It’s a colourful, inspiring and moving sight, but for some runners the London Marathon, if far from being a walk in the park, pales when set alongside the challenge of more extreme marathons.
Take, for example, our supporter Kim Lo, who is just back from completing the Inca Trail Marathon, apparently the most difficult in the world.
The marathon follows the original pilgrimage trail that leads into the religious capital of the Inca Empire, the legendary “Lost city of the Incas” - Machu Picchu. The run is strenuous over mountain terrain at altitudes ranging from 8,000 to 13,779 feet.
The cumulative elevation gain is conservatively calculated to be over 10,400 feet, and the elevation loss over 11,000 feet. The elevation gain/loss is like running up and down the stairs of the Empire State Building 10 times – at an altitude as high as 13,800 feet!
Lost her toes to meningitis
And what is all the more remarkable is that Kim does all this having lost her toes to meningitis as a teenager. Read her story here.
So, it seems appropriate to share her story for World Meningitis Day this Wednesday (5 October), which this year has the theme Race to Defeat Meningitis.
Kim says: “I'm raising money for Meningitis Now in memory of Alexis Rose, the daughter of Alan Glynn - an amazing fundraiser and awareness campaigner for the disease that stole my toes, but much more devastatingly took away his daughter."
And because, as she says on her JustGiving page, “Because life is too short not to and I'm a nutter!”
Kim set herself a fundraising target of £750 and has smashed this, raising so far over £920 towards our lifesaving and life-changing work. If you’d like to support Kim her fundraising page is here.
Race I’ve always wanted to do
Kim told us “This is the race I’ve always wanted to do. The toughest time I’ve spent on my feet. The most incredible views and people.
"We started at 4am from our beautiful camp. The first 10 miles were runable even though it was up to Chakrachay at 3,650m and down again (ascent in the dark) to Wayllabamba at 2,940m.

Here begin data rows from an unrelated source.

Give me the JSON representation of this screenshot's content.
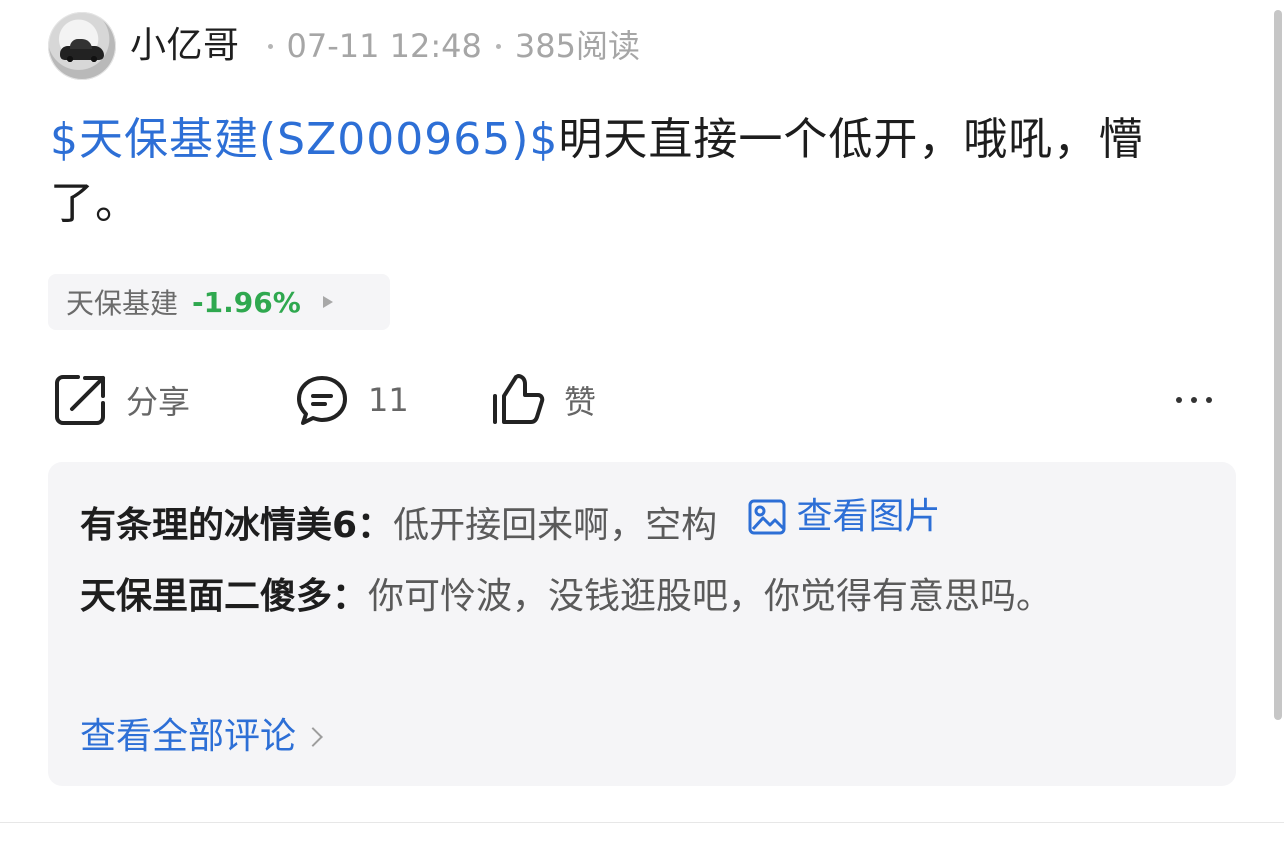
{
  "post": {
    "author": "小亿哥",
    "time": "07-11 12:48",
    "reads": "385阅读",
    "content_link": "$天保基建(SZ000965)$",
    "content_text": "明天直接一个低开，哦吼，懵了。"
  },
  "stock_chip": {
    "name": "天保基建",
    "change": "-1.96%"
  },
  "actions": {
    "share_label": "分享",
    "comment_count": "11",
    "like_label": "赞"
  },
  "comments": [
    {
      "user": "有条理的冰情美6：",
      "text": "低开接回来啊，空构",
      "link": "查看图片"
    },
    {
      "user": "天保里面二傻多：",
      "text": "你可怜波，没钱逛股吧，你觉得有意思吗。"
    }
  ],
  "view_all_comments": "查看全部评论",
  "colors": {
    "link_blue": "#2d6fd6",
    "down_green": "#2fa84f",
    "meta_gray": "#a6a6a6",
    "comment_bg": "#f5f5f7"
  },
  "icons": {
    "share": "share-icon",
    "comment": "comment-icon",
    "like": "thumbs-up-icon",
    "more": "more-icon",
    "image": "image-icon",
    "chevron": "chevron-right-icon"
  }
}
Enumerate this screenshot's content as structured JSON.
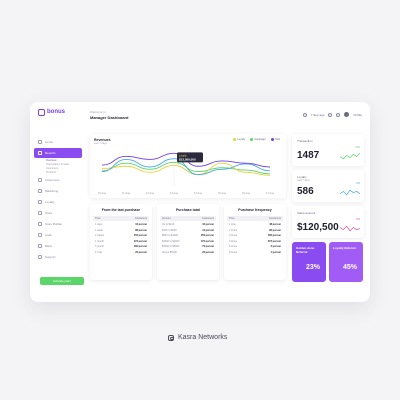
{
  "app": {
    "logo": "bonus"
  },
  "header": {
    "welcome": "Welcome to",
    "title": "Manager Dashboard",
    "range": "7 Sep ago",
    "profile": "Profile"
  },
  "sidebar": {
    "items": [
      {
        "label": "Home"
      },
      {
        "label": "Reports"
      },
      {
        "label": "Customers"
      },
      {
        "label": "Marketing"
      },
      {
        "label": "Loyalty"
      },
      {
        "label": "Store"
      },
      {
        "label": "Store Builder"
      },
      {
        "label": "Cash"
      },
      {
        "label": "Bank"
      },
      {
        "label": "Support"
      }
    ],
    "subitems": [
      "Overview",
      "Transactions & Sales",
      "Customers",
      "Products"
    ],
    "cta": "Activate plan!"
  },
  "revenue": {
    "title": "Revenues",
    "subtitle": "Last 7 days",
    "legend": [
      {
        "label": "Loyalty",
        "color": "#e3d43a"
      },
      {
        "label": "Campaign",
        "color": "#5bd46a"
      },
      {
        "label": "Total",
        "color": "#6f3fe6"
      }
    ],
    "tooltip_label": "Loyalty",
    "tooltip_value": "$12,500,000"
  },
  "chart_data": {
    "type": "line",
    "categories": [
      "10 Aug",
      "11 Aug",
      "12 Aug",
      "13 Aug",
      "14 Aug",
      "15 Aug",
      "16 Aug",
      "17 Aug"
    ],
    "series": [
      {
        "name": "Total",
        "color": "#6f3fe6",
        "values": [
          55,
          78,
          70,
          86,
          52,
          66,
          60,
          50
        ]
      },
      {
        "name": "Campaign",
        "color": "#5bd46a",
        "values": [
          40,
          60,
          44,
          62,
          38,
          48,
          42,
          32
        ]
      },
      {
        "name": "Loyalty",
        "color": "#e3d43a",
        "values": [
          46,
          52,
          36,
          54,
          30,
          60,
          36,
          28
        ]
      },
      {
        "name": "",
        "color": "#4aa8e8",
        "values": [
          38,
          70,
          50,
          72,
          30,
          44,
          58,
          40
        ]
      }
    ],
    "ylim": [
      0,
      100
    ]
  },
  "tables": [
    {
      "title": "From the last purchase",
      "head": [
        "Time",
        "Customers"
      ],
      "rows": [
        [
          "1 days",
          "10 person"
        ],
        [
          "1 week",
          "88 person"
        ],
        [
          "2 weeks",
          "150 person"
        ],
        [
          "1 month",
          "170 person"
        ],
        [
          "6 month",
          "180 person"
        ],
        [
          "1 Year",
          "22 person"
        ]
      ]
    },
    {
      "title": "Purchase total",
      "head": [
        "Amount",
        "Customers"
      ],
      "rows": [
        [
          "Up to $100",
          "10 person"
        ],
        [
          "$100 to $500",
          "12 person"
        ],
        [
          "$500 to $1000",
          "150 person"
        ],
        [
          "$1000 to $2000",
          "170 person"
        ],
        [
          "$2000 to $5000",
          "72 person"
        ],
        [
          "Above $5000",
          "22 person"
        ]
      ]
    },
    {
      "title": "Purchase frequency",
      "head": [
        "Time",
        "Customers"
      ],
      "rows": [
        [
          "1 time",
          "48 person"
        ],
        [
          "2 times",
          "80 person"
        ],
        [
          "3 times",
          "180 person"
        ],
        [
          "4 times",
          "207 person"
        ],
        [
          "5 times",
          "4 person"
        ],
        [
          "6 times",
          "1 person"
        ]
      ]
    }
  ],
  "stats": [
    {
      "label": "Transaction",
      "sub": "",
      "value": "1487",
      "badge": "+3%",
      "color": "#5bd46a"
    },
    {
      "label": "Loyalty",
      "sub": "Last 7 days",
      "value": "586",
      "badge": "8%",
      "color": "#4aa8e8"
    },
    {
      "label": "Sales amount",
      "sub": "",
      "value": "$120,500",
      "badge": "8%",
      "color": "#e24ba0"
    }
  ],
  "promos": [
    {
      "title": "Golden done Referral",
      "value": "23%",
      "color": "#8a4cf0"
    },
    {
      "title": "Loyalty Referral",
      "value": "45%",
      "color": "#a05cf5"
    }
  ],
  "credit": "Kasra Networks"
}
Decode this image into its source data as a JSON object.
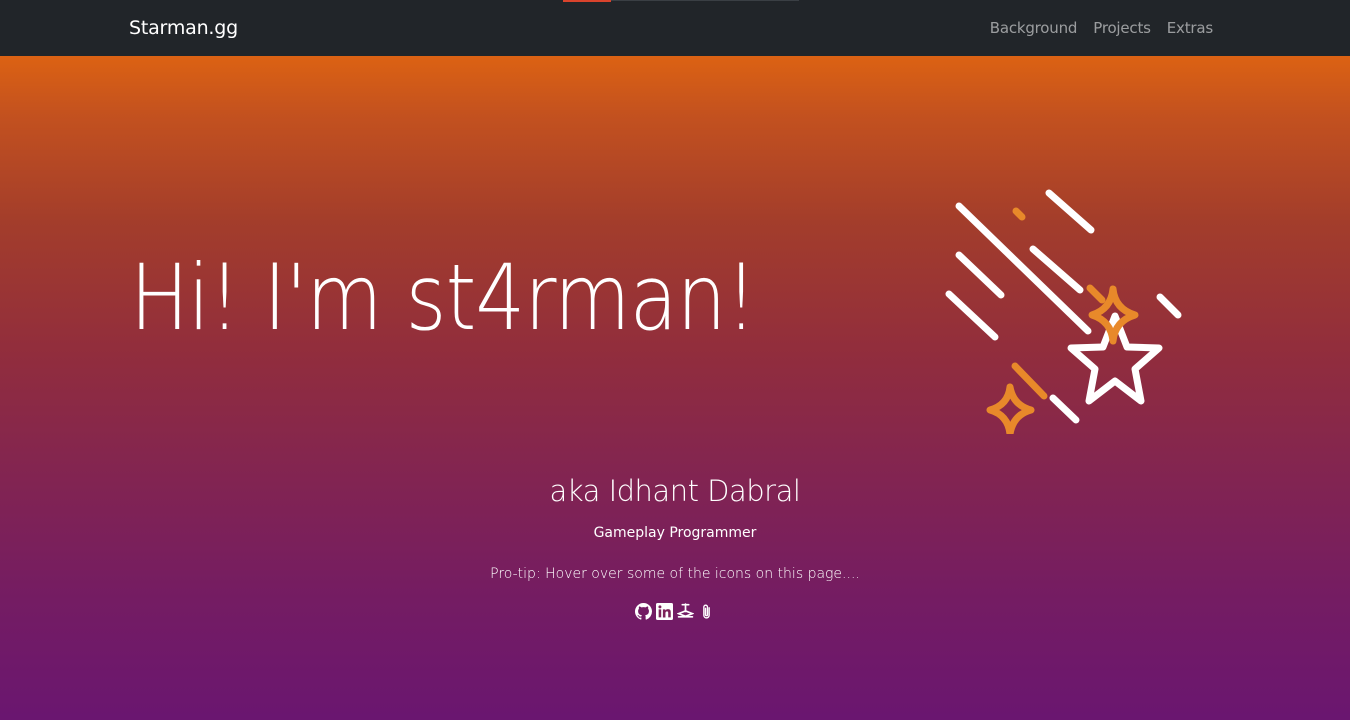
{
  "navbar": {
    "brand": "Starman.gg",
    "links": [
      {
        "label": "Background"
      },
      {
        "label": "Projects"
      },
      {
        "label": "Extras"
      }
    ]
  },
  "hero": {
    "headline": "Hi! I'm st4rman!",
    "illustration_icon": "shooting-star-icon",
    "alias": "aka Idhant Dabral",
    "role": "Gameplay Programmer",
    "tip": "Pro-tip: Hover over some of the icons on this page....",
    "social": [
      {
        "icon": "github-icon"
      },
      {
        "icon": "linkedin-icon"
      },
      {
        "icon": "steam-icon"
      },
      {
        "icon": "paperclip-icon"
      }
    ]
  },
  "colors": {
    "navbar_bg": "#212529",
    "gradient_top": "#dc6213",
    "gradient_bottom": "#6a1670",
    "accent_orange": "#e8892a",
    "text": "#ffffff"
  }
}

“Then it was the four-mile hard slog up to Dead Woman’s Pass at 4,210m. My heart was beating so hard in the altitude. The descents and rises to Winay Wayna at 2,680m after that were technical after the rain that then came. Thankfully I had poles but my rubbish downhill feet were protesting. I was also joined by Gerald from our group who had caught me up and then ran with me after the rain thankfully as I think it would have been pretty scary alone.
“Some of the cliff drop offs were really something. We made the time cut off easily to allow us to continue up to the Sun Gate and finally finish at the tear-inducing Machu Picchu at 2,470m.
“I’d been on my feet for 11.45 hours, the longest for any race and my personal worst for a marathon.
“But what a marathon. I finished first female in our ‘race’ and seventh joint with Gerald overall, but it wasn’t just about racing, it was about finishing and experiencing a trail that most people take three to four days to hike, in one run.
What an adventure
“Amazing credit to the porters who run up and down this trail with huge packs on their back like it’s a running track. And all the hikers along the trail who cheered us on.”
“Tupananchiskama (until next time) Peru, you have been incredible. What an adventure.”
Now Kim is keen to encourage others to follow their dream. “If you have a dream that both terrifies you and excites you – go do it, see the world, see how other people live, what they eat, their traditions and beliefs – it feeds the soul, and makes you feel both humble and grateful.”
“Thank you to everyone who sponsored me, I really appreciate it. Apparently I’m supposed to have a rest now. But this was truly the marathon of a lifetime.”
Congratulating Kim! Our Fundraising Officer Claire Ellis said: “What an amazing achievement and thank you so much for the support Kim – we can’t wait to hear what your next running challenge is going to be. What a fabulous way to raise awareness of meningitis and funds to fight back against it, as well as showing those who may be struggling with their own meningitis journey just what is possible.”